Write out each line of the entries below that holds the word "false".

------ GIVEN INFORMATION ------

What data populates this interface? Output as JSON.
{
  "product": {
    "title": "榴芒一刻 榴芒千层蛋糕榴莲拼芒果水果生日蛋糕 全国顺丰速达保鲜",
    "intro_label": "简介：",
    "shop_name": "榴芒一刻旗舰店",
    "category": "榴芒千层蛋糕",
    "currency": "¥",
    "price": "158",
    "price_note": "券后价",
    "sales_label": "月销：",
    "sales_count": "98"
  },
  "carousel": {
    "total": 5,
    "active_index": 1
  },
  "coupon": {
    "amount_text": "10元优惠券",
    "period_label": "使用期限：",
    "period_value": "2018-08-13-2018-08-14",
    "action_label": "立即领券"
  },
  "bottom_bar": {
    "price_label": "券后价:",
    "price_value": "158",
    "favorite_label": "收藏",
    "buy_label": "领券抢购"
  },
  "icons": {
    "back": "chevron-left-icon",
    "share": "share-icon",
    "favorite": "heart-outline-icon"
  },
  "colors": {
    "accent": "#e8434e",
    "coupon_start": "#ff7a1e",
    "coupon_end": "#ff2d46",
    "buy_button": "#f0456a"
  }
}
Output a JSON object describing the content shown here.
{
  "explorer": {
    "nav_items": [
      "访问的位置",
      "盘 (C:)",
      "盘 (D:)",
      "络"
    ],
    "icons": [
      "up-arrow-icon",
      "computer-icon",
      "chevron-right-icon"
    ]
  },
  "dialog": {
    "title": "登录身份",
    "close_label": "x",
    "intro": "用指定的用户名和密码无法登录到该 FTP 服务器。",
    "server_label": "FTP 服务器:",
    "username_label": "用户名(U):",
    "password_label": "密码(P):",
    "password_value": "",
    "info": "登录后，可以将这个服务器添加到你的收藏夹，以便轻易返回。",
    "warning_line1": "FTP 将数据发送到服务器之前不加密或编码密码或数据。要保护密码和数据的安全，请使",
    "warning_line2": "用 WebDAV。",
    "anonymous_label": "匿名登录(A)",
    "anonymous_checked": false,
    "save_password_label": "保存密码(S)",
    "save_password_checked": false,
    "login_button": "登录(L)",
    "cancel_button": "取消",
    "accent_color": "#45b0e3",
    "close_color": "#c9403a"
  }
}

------

• [FINAL ANSWER]
    "anonymous_checked": false,
    "save_password_checked": false,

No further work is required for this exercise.